The two MPs admitted participating in a session to discuss the conditions of prisoners in Saudi Arabia via video, and a violation of the rules of the British Parliament, and receiving money in exchange for it.
Moran received £3,000, while her colleague, Blunt, received £6,000 from a law firm for attacking Saudi Arabia, and using the offices of the House of Commons for paid non-parliamentary meetings and sessions in a scandal that has sparked outrage and concern in Britain.
Under British Parliamentary rules, MPs are prohibited from using parliamentary facilities for non-parliamentary work.
The two MPs used one of the parliamentary chambers to hold a paid meeting to discredit the kingdom, with the law firm "Bendmans", which handles cases defending the Muslim Brotherhood in Britain and abroad.
Moran, the MP for the Oxford region, apologized in a statement, saying she "deeply regrets", and added: "I deeply regret that I conducted a videoconference from my office in Parliament while the Covid-19 restrictions were in place."
The British MP admitted her mistake, pointing out that she bears full responsibility for this matter, and that it will not happen again, according to the statement.
While "Blant", a representative from the region of Rigate, said: It did not occur to him that there would be consequences and a problem from conducting this matter, stressing that he would accept any investigation by the Parliamentary Standards Commissioner.
The use of representatives of the British Parliament chambers to pass political messages and distort certain countries; Much ado in British parliamentary circles about integrity and corruption within the parliament, especially as it comes after
This comes after the scandal of Conservative MP Owen Patterson, when the Standards Committee in the British Parliament decided that the MP had breached the rules of parliamentary work, when he received significant sums of money in exchange for pleading for two British companies in the British Parliament.
The British Parliament is living on a hot slate, following revelations that MP Owen Patterson received money from two companies; In return for pleading in their favor in Parliament, a controversy to which was added the controversy of the two detractors of the kingdom.
Patterson previously held the position of environment minister under David Cameron's government, and according to investigations, the MP received 120 million pounds annually from each company in exchange for defending their interests in Parliament.

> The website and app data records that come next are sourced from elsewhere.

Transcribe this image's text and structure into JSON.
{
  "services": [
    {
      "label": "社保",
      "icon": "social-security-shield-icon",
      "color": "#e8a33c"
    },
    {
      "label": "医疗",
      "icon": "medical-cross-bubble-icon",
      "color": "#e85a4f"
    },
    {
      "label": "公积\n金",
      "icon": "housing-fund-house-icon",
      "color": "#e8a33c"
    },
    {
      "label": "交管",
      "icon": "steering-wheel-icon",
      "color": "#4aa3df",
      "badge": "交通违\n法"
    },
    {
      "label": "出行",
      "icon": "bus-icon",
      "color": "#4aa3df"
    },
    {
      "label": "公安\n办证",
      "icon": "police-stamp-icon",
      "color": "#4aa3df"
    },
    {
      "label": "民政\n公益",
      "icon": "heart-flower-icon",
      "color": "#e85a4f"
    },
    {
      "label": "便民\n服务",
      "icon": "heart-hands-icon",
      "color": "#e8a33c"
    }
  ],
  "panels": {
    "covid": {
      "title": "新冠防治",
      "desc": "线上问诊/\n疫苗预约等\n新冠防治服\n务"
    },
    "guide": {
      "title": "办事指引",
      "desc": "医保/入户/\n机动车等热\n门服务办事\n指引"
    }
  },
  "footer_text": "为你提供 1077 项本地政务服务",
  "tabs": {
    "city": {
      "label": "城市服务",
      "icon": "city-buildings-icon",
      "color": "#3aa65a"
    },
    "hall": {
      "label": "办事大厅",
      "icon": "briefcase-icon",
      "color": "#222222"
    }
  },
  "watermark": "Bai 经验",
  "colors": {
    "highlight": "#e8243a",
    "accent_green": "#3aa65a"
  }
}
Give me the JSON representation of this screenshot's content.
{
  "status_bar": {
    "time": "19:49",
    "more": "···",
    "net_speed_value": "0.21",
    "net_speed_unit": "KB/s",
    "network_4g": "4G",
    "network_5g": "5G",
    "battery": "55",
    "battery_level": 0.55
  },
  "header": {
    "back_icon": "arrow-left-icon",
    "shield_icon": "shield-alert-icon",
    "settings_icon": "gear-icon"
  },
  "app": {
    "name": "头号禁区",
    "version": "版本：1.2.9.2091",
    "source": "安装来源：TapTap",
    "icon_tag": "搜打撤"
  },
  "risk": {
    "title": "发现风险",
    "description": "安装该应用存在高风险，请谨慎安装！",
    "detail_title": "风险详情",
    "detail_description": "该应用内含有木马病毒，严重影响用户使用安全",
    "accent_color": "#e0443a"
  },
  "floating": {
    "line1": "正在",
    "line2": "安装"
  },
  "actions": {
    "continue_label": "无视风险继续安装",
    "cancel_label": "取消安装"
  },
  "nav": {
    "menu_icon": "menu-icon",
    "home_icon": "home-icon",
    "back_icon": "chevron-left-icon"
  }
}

The investigation committee said that the representative, with the purpose of serving these two companies, met with officials from the British Food Standards Agency and the International Cooperation Agency in order to put pressure and promote the two companies.
British Prime Minister Boris Johnson was also accused of covering up his party colleague, after he supported a vote in Parliament to change the rules of the Standards Committee, and add a clause allowing any parliamentarian to respond to the conclusions reached by this competent committee.